Post-Divorce Bankruptcy:

After the divorce, a bankruptcy filing can bring greater scrutiny of the marital settlement agreement and the division of assets. If the division is not reasonable, then a bankruptcy trustee can bring an avoidance action. Debts incurred by one spouse and owing to the other during the bankruptcy proceedings are likely

not dischargeable. Additionally, costs will be higher if both formerly married spouses file. This is also where debt allocation and hold harmless/indemnification clauses will be a critical factor, depending on whether counsel represents the filing or non-filing spouse.



Andrew G. Storie is a family law and divorce attorney who serves Orlando and all of Central Florida. For more information, or if you have questions please visit or call us at (407) 838-0887.


Thursday, January 24, 2013

Nine Must-Dos Before Filing for Divorce


Divorce is a major transition that shouldn’t be taken lightly. Psychologically, it’s one of the most traumatic experiences in life.It is important to not only be emotionally ready for a divorce but also to be prepared for what to expect during the divorce process as well as your new life after the divorce is final. As a result,  filing for a divorce should be the last step, not the first step.

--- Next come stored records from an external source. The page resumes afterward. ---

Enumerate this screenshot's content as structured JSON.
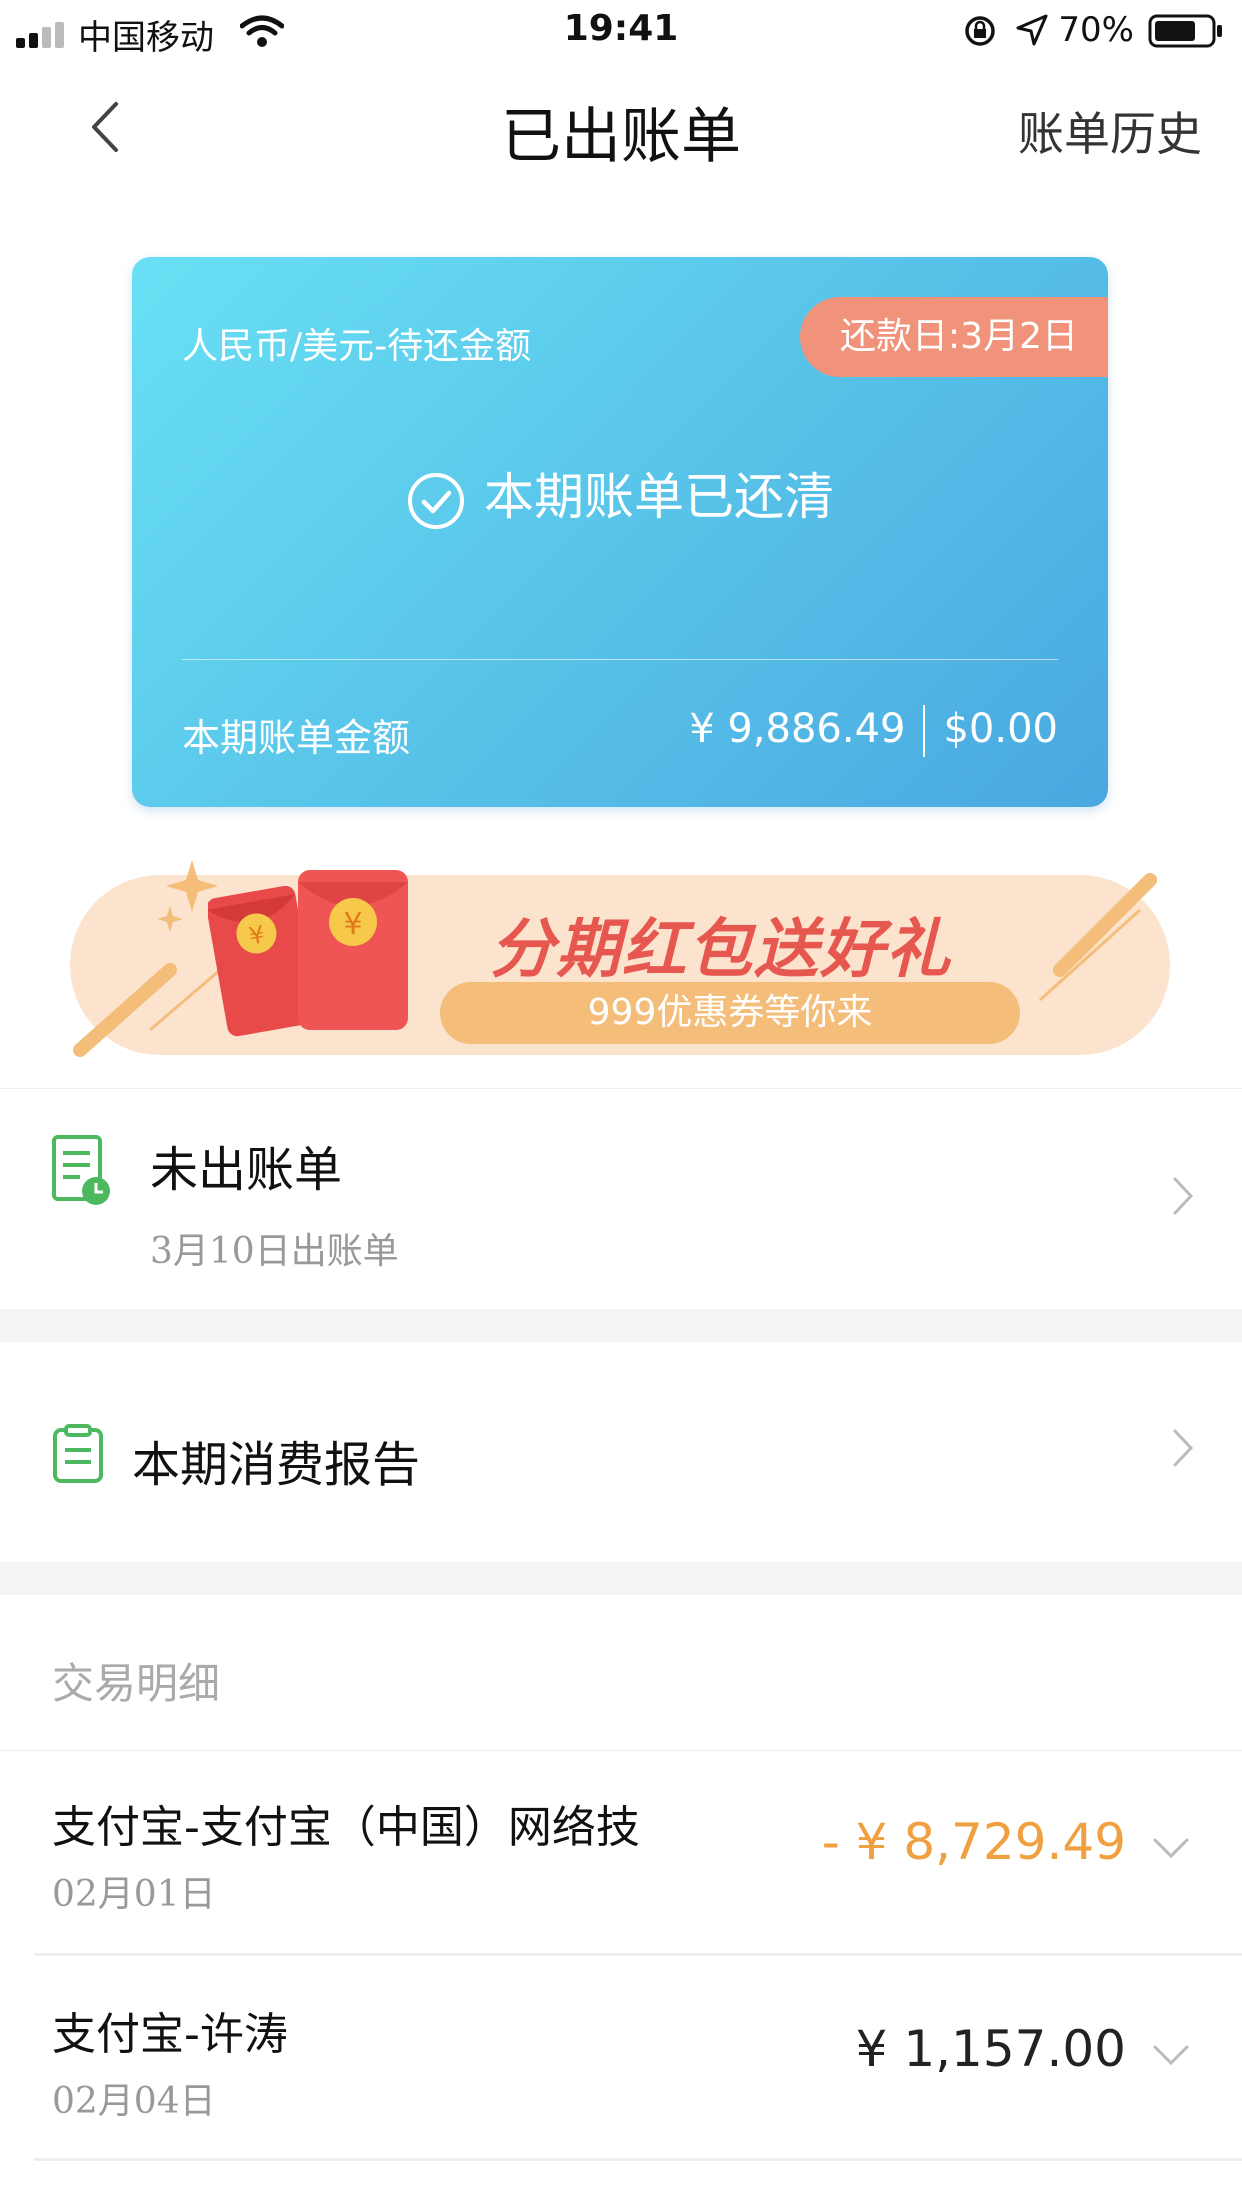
{
  "status_bar": {
    "carrier": "中国移动",
    "time": "19:41",
    "battery": "70%"
  },
  "nav": {
    "title": "已出账单",
    "right_link": "账单历史"
  },
  "card": {
    "label": "人民币/美元-待还金额",
    "due_date": "还款日:3月2日",
    "status": "本期账单已还清",
    "amount_label": "本期账单金额",
    "amount_cny": "¥ 9,886.49",
    "amount_usd": "$0.00",
    "colors": {
      "gradient_start": "#69e0f4",
      "gradient_end": "#4aa8e0",
      "pill": "#f0937a"
    }
  },
  "banner": {
    "title": "分期红包送好礼",
    "subtitle": "999优惠券等你来",
    "envelope_symbol": "¥"
  },
  "unbilled": {
    "title": "未出账单",
    "subtitle": "3月10日出账单"
  },
  "report": {
    "title": "本期消费报告"
  },
  "details": {
    "title": "交易明细",
    "transactions": [
      {
        "name": "支付宝-支付宝（中国）网络技",
        "date": "02月01日",
        "amount": "- ¥ 8,729.49",
        "color": "#f0a040"
      },
      {
        "name": "支付宝-许涛",
        "date": "02月04日",
        "amount": "¥ 1,157.00",
        "color": "#222222"
      }
    ]
  },
  "accent": {
    "green": "#4cb860",
    "orange": "#f0a040"
  }
}
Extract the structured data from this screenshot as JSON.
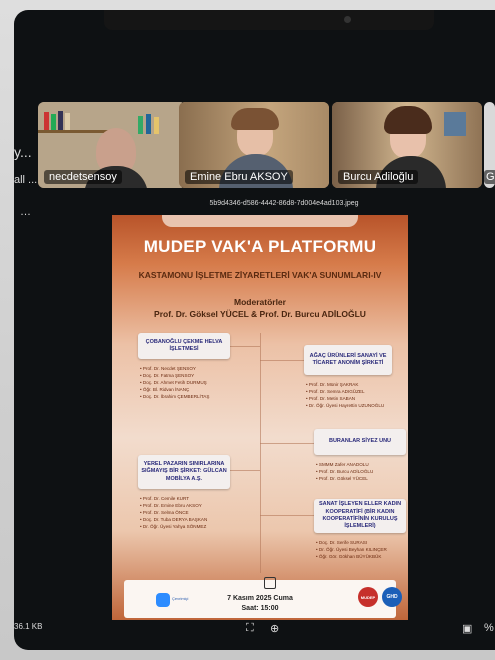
{
  "participants": {
    "left_partial_1": "y...",
    "left_partial_2": "all ...",
    "tile1_name": "necdetsensoy",
    "tile2_name": "Emine Ebru AKSOY",
    "tile3_name": "Burcu Adiloğlu",
    "tile4_partial": "G"
  },
  "file": {
    "name": "5b9d4346-d586-4442-86d8-7d004e4ad103.jpeg",
    "size": "36.1 KB"
  },
  "poster": {
    "title": "MUDEP VAK'A PLATFORMU",
    "subtitle": "KASTAMONU İŞLETME ZİYARETLERİ VAK'A SUNUMLARI-IV",
    "moderator_label": "Moderatörler",
    "moderators": "Prof. Dr. Göksel YÜCEL  &  Prof. Dr. Burcu ADİLOĞLU",
    "box1": "ÇOBANOĞLU ÇEKME HELVA İŞLETMESİ",
    "list1": [
      "Prof. Dr. Necdet ŞENSOY",
      "Doç. Dr. Fatma ŞENSOY",
      "Doç. Dr. Ahmet Fetih DURMUŞ",
      "Öğr. Bl. Ridvan İNANÇ",
      "Doç. Dr. İbrahim ÇEMBERLİTAŞ"
    ],
    "box2": "AĞAÇ ÜRÜNLERİ SANAYİ VE TİCARET ANONİM ŞİRKETİ",
    "list2": [
      "Prof. Dr. Münir ŞAKRAK",
      "Prof. Dr. Semra ADIGÜZEL",
      "Prof. Dr. Metin SABAN",
      "Dr. Öğr. Üyesi Hayrettin UZUNOĞLU"
    ],
    "box3": "BURANLAR SİYEZ UNU",
    "list3": [
      "SMMM Zafer ANADOLU",
      "Prof. Dr. Burcu ADİLOĞLU",
      "Prof. Dr. Göksel YÜCEL"
    ],
    "box4": "YEREL PAZARIN SINIRLARINA SIĞMAYIŞ BİR ŞİRKET: GÜLCAN MOBİLYA A.Ş.",
    "list4": [
      "Prof. Dr. Cemile KURT",
      "Prof. Dr. Emine Ebru AKSOY",
      "Prof. Dr. Selma ÖNCE",
      "Doç. Dr. Tuba DERYA BAŞKAN",
      "Dr. Öğr. Üyesi Yahya SÖNMEZ"
    ],
    "box5": "SANAT İŞLEYEN ELLER KADIN KOOPERATİFİ (BİR KADIN KOOPERATİFİNİN KURULUŞ İŞLEMLERİ)",
    "list5": [
      "Doç. Dr. Serife SURASI",
      "Dr. Öğr. Üyesi Beyhan KILINÇER",
      "Öğr. Gör. Gökhan BÜYÜKBÜK"
    ],
    "zoom_label": "Çevrimiçi",
    "date": "7 Kasım 2025 Cuma",
    "time": "Saat: 15:00",
    "logo1": "MUDEP",
    "logo2": "GHD"
  }
}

Henry S. Gornbein, P.A., and President of Henry S. Gornbein, PLLC, a family law firm in Bloomfield Hills, MI has a list of nine steps to walk through before proceeding with divorce. They are:

1. Try marriage counseling. The obvious reason to do this is to see if your marriage can be saved. Another reason is to learn everything you can about yourself so you don't repeat the same mistakes with the same kind of person again and again

2. Find out as much as you can about your family finances. Have copies of your tax returns, savings accounts, checking accounts, credit card statements and investment accounts. The more you know about your finances, the better prepared you are if you do go through with a divorce.

3. If you have kids, think about time-sharing arrangements. Keep track of how much time you and your spouse each spend with your children. Record what you do with your children. Is this a case where there should be equal timesharing? Proceed with what's best for your kids, not what's best for you. “You don't want to use your children as a weapon to try to punish your spouse,” says Gornbein.

4. Prepare a budget. Determine how much income you’d need to survive on your own. Evaluate whether you need to brush up on skills for the job market or obtain an education.

5. Talk to an attorney. Make sure your counsel is knowledgeable and experienced in family law. Discuss costs and expectations. You should be able to relate to your attorney. “There are a lot of good attorneys,” says Gornbein. “It's important to make sure you have the right fit.”

6. If you have a home, decide what you’d do with it. Would you or your spouse keep it? Would you sell it?

7. Keep a diary. Simply keeping track of events and emotions can be surprisingly important. As you reflect, envision a plan for your future. Would a divorce free you up to reach for your goals? Or would you look back with disappointment and regret?

8. Build a support system. Consider who among your family and friends you can trust and talk to. Gornbein warns, however, that everyone will have different opinions and advice, so having presence of mind to make your own informed decisions is crucial.

9. Ask yourself if you’re sure you want a divorce. Carefully think it out and analyze what makes sense. You could regret a knee-jerk reaction later in life, especially if you want to leave your marriage for another relationship. “I've seen so many people who leave one bad marriage for a bad relationship and end up going through another divorce,” says Gornbein.

To read the original article, visit :



Andrew G. Storie is a family law and divorce attorney who serves Orlando and all of Central Florida. For more information, or if you have questions please visit or call us at (407) 838-0887.